WHAT IS NEEDED: Omit the pictures and return every entry exactly as written.

GIVEN DATA:
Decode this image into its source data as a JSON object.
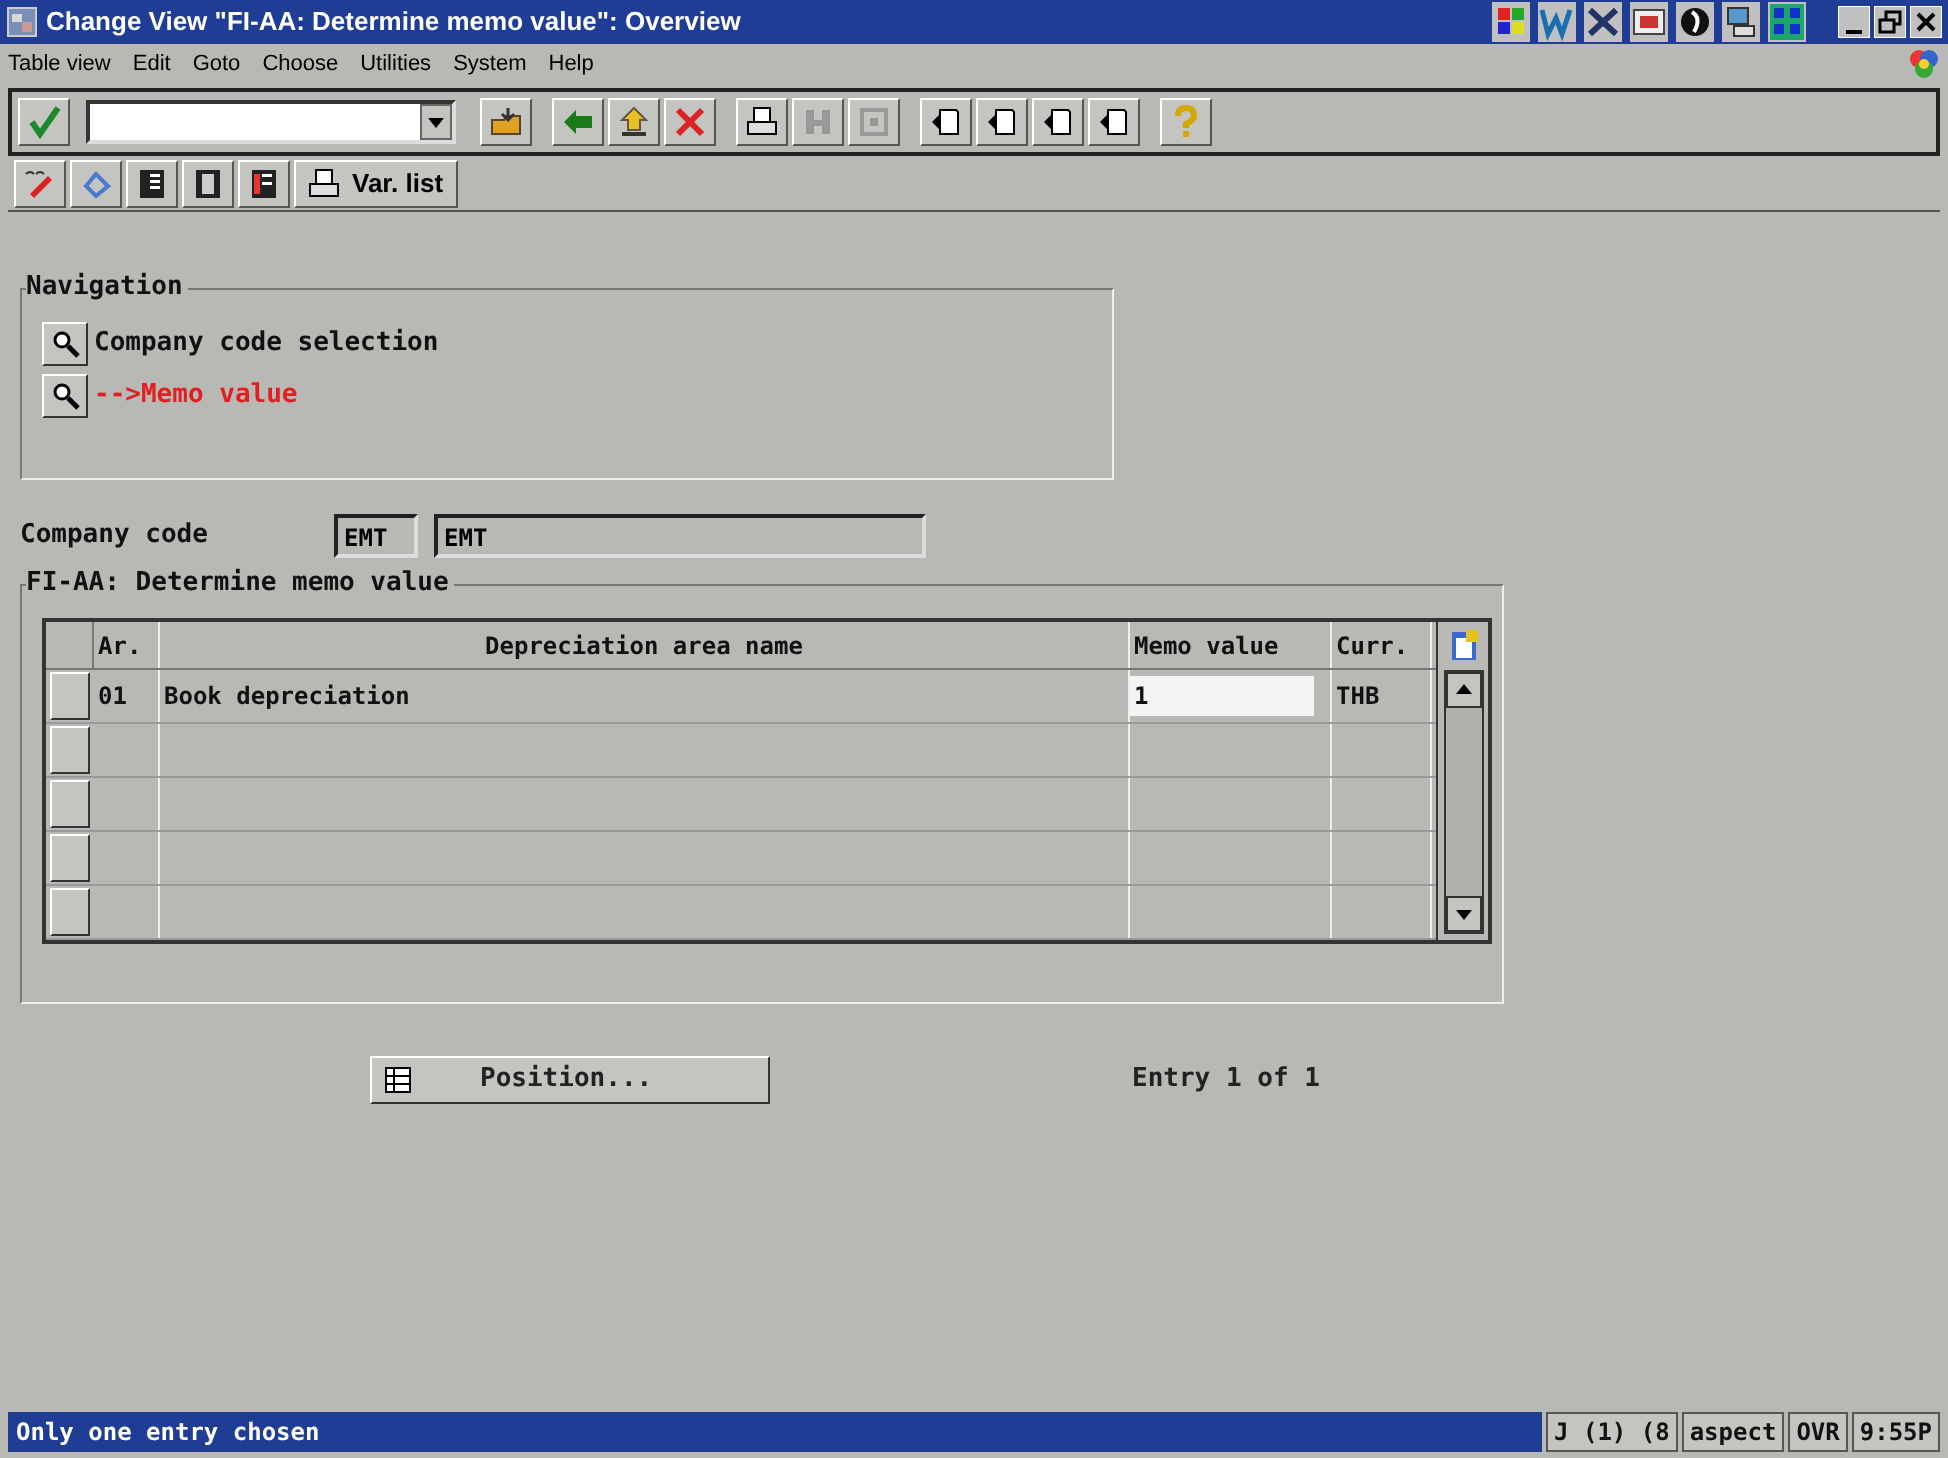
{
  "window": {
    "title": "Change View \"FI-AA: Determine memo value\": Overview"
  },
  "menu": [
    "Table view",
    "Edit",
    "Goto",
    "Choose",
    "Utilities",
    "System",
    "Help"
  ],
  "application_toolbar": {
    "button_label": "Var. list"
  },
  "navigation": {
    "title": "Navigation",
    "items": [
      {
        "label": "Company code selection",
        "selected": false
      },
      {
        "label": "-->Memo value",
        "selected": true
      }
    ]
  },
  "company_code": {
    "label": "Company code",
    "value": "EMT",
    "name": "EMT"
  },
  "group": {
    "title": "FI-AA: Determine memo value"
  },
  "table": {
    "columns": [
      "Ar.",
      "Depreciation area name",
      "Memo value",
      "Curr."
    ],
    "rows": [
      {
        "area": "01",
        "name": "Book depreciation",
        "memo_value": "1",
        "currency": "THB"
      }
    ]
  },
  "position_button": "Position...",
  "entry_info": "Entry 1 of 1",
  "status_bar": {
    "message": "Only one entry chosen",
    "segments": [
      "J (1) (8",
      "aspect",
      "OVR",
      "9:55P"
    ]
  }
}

YOUR RESPONSE:
Decode this image into its source data as a JSON object.
{
  "window": {
    "title": "Change View \"FI-AA: Determine memo value\": Overview"
  },
  "menu": [
    "Table view",
    "Edit",
    "Goto",
    "Choose",
    "Utilities",
    "System",
    "Help"
  ],
  "application_toolbar": {
    "button_label": "Var. list"
  },
  "navigation": {
    "title": "Navigation",
    "items": [
      {
        "label": "Company code selection",
        "selected": false
      },
      {
        "label": "-->Memo value",
        "selected": true
      }
    ]
  },
  "company_code": {
    "label": "Company code",
    "value": "EMT",
    "name": "EMT"
  },
  "group": {
    "title": "FI-AA: Determine memo value"
  },
  "table": {
    "columns": [
      "Ar.",
      "Depreciation area name",
      "Memo value",
      "Curr."
    ],
    "rows": [
      {
        "area": "01",
        "name": "Book depreciation",
        "memo_value": "1",
        "currency": "THB"
      }
    ]
  },
  "position_button": "Position...",
  "entry_info": "Entry 1 of 1",
  "status_bar": {
    "message": "Only one entry chosen",
    "segments": [
      "J (1) (8",
      "aspect",
      "OVR",
      "9:55P"
    ]
  }
}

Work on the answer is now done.